Poverty line set for HK
September 28, 2013
Chief Executive CY Leung chaired the first Commission on Poverty Summit today, at which Chief Secretary and commission Chairman Carrie Lam announced the poverty line for 2012 to be 50% of median monthly household income before tax and welfare transfers.
The 2012 poverty line for one-person households is set at $3,600, and at $7,700, $11,500, $14,300, $14,800 for two, three, four and five-person households, and $15,800 for households with six or more people.
Mrs Lam pointed out the poverty line has limitations as an analysis tool.
“For example, assets are not taken into account and this may overstate the number of people living in poverty. Hence, a poverty line should not be taken as the poverty-alleviation line,” she said, adding that relative poverty will mean a poorer population always exists statistically.
Among the 400,000 households below the poverty line after taking recurrent cash benefits into account, 102,700 households were living on Comprehensive Social Security Assistance.

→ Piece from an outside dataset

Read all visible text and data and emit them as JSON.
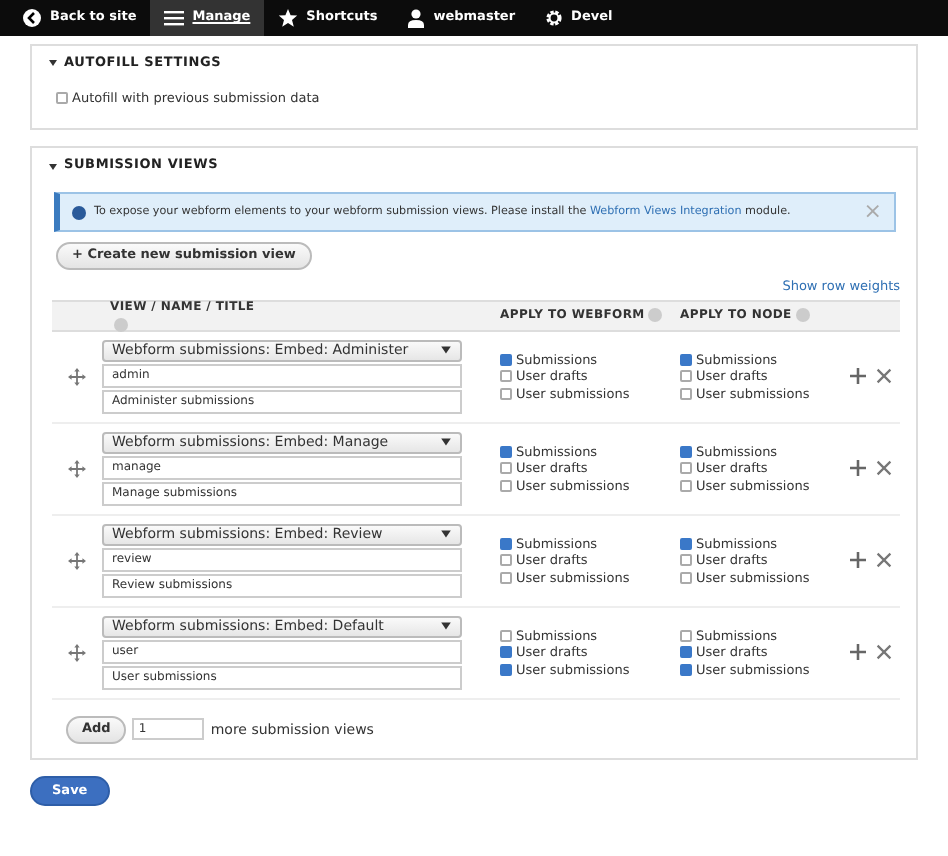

The remaining 300,300 were non-CSSA households, of which 11,300 households were unemployed, 143,500 households were working households and 145,500 households were economically inactive households.
Before policy intervention, there were 541,000 poor households, involving 1,312,000 people, and the poverty rate was 19.6%. Mrs Lam said policy intervention can bring down the number of households in poverty to 403,000, involving 1,018,000 people, resulting in a poverty rate of 15.2%.
For all 1.02 million people to be lifted up to the poverty line, $14.8 billion would be needed, she said. This represents an average of $3,100 spent per household.
Mrs Lam said Comprehensive Social Security Assistance has the most notable impact on poverty alleviation among recurrent cash policies, lifting 90,000 households out of poverty.
Among the 100,000 CSSA households who were still living under the poverty line after policy intervention, almost 80% were public housing tenants and 10% were living in self-financed private housing or Home Ownership Scheme flats. It is believed they do not face significant problems with housing needs.
Mrs Lam said the 140,000 non-CSSA working households should be given priority, as this group of households has a greater number of people, more than 80% of which are households of three people or more. That means a dependency ratio of 1:2, or one person supporting three dependents, with 30% being children and students, she said.
Mrs Lam said employment is the best way to tackle poverty. Actions proposed included work incentives, focusing public resources on the working poor, and supporting youth in CSSA families in their studies.
Apart from members of the commission and its six task forces, representatives of political, business and academic sectors, think tanks, non-governmental organisations, service groups, and principal officials took part in today's summit.
At the summit, Mr Leung officiated at ceremonies for projects under three task forces – the inauguration ceremony for the Social Innovation & Entrepreneurship Development Fund, the launching ceremonies for the Future Stars programme and the Talent-Wise Employment Charter and Inclusive Organisations Recognition Scheme.
During the second half of the summit, Mr Leung, Mrs Lam and task force chairpersons and vice-chairpersons exchanged views with participants on poverty-alleviation strategies and work priorities.
At a press conference after the summit, Mr Leung said the Government has been determined to set the poverty line, which has been done for the first time now in Hong Kong.
There are many reasons for poverty he said, including old age, illness and inadequate salary, and giving out cash handouts cannot resolve the problem.
Economic development can help to improve poverty, creating more jobs and helping people achieve self-reliance through alleviation measures.
Mrs Lam said a poverty line does not equate to a poverty prevention line, nor is it an intervention threshold.
She said the Government wants to mobilise and provide people with more opportunities for upward mobility.